What is expected = From the entries below, list each line with "size".

Items from a dataset
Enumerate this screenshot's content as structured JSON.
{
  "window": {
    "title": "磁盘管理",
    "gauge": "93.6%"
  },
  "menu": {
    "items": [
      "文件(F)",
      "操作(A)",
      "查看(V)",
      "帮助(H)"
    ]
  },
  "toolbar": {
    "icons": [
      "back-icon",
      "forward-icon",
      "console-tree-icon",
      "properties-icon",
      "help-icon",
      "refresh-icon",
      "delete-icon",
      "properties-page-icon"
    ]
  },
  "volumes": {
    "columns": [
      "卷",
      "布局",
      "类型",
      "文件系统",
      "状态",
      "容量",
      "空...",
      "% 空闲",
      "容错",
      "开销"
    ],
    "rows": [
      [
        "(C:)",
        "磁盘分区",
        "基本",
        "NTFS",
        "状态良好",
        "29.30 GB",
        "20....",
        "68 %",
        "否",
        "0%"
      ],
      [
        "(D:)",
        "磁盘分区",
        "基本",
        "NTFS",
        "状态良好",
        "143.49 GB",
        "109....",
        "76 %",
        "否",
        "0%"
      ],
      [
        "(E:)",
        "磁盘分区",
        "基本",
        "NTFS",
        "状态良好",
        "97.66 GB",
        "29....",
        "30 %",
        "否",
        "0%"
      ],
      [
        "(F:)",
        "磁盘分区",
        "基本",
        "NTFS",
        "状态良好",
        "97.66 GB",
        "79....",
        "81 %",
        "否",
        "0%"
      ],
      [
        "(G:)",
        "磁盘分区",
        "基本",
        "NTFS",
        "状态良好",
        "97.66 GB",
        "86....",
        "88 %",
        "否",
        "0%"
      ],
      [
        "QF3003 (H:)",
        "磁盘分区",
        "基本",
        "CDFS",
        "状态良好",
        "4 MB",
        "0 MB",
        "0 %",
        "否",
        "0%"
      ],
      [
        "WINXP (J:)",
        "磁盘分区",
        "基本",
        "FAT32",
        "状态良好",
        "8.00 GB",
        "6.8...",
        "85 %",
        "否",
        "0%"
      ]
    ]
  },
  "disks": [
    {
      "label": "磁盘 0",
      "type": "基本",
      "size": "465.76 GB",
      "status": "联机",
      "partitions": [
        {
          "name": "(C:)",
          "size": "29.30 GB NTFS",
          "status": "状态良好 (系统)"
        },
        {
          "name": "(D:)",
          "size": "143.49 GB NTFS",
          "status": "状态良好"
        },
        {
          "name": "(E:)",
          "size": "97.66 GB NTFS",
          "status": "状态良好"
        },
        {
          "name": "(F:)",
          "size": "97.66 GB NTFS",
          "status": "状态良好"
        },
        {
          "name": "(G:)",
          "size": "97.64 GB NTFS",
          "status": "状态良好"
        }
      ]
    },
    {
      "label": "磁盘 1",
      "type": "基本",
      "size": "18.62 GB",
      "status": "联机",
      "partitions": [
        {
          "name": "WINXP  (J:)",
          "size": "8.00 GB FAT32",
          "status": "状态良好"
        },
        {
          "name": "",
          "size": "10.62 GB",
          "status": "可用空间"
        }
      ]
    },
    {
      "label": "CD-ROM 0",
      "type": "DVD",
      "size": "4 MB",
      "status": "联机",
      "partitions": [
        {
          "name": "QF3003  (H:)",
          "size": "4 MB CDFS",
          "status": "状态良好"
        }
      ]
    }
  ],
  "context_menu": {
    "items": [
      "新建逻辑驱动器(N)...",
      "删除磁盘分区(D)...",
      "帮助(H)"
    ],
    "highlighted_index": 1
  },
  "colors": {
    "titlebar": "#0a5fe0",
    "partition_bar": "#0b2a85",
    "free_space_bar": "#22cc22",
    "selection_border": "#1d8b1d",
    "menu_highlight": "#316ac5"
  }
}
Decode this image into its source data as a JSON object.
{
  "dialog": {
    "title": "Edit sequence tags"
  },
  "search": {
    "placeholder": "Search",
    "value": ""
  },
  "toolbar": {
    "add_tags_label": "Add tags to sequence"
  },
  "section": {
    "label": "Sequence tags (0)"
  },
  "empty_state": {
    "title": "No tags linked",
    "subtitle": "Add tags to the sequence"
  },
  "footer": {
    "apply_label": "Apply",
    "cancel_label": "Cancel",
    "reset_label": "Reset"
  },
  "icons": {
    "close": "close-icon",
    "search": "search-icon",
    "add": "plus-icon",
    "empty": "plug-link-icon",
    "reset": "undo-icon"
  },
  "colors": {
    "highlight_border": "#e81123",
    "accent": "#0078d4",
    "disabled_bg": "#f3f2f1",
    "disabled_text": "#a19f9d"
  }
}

Your response =
      "size": "465.76 GB",
          "size": "29.30 GB NTFS",
          "size": "143.49 GB NTFS",
          "size": "97.66 GB NTFS",
          "size": "97.66 GB NTFS",
          "size": "97.64 GB NTFS",
      "size": "18.62 GB",
          "size": "8.00 GB FAT32",
          "size": "10.62 GB",
      "size": "4 MB",
          "size": "4 MB CDFS",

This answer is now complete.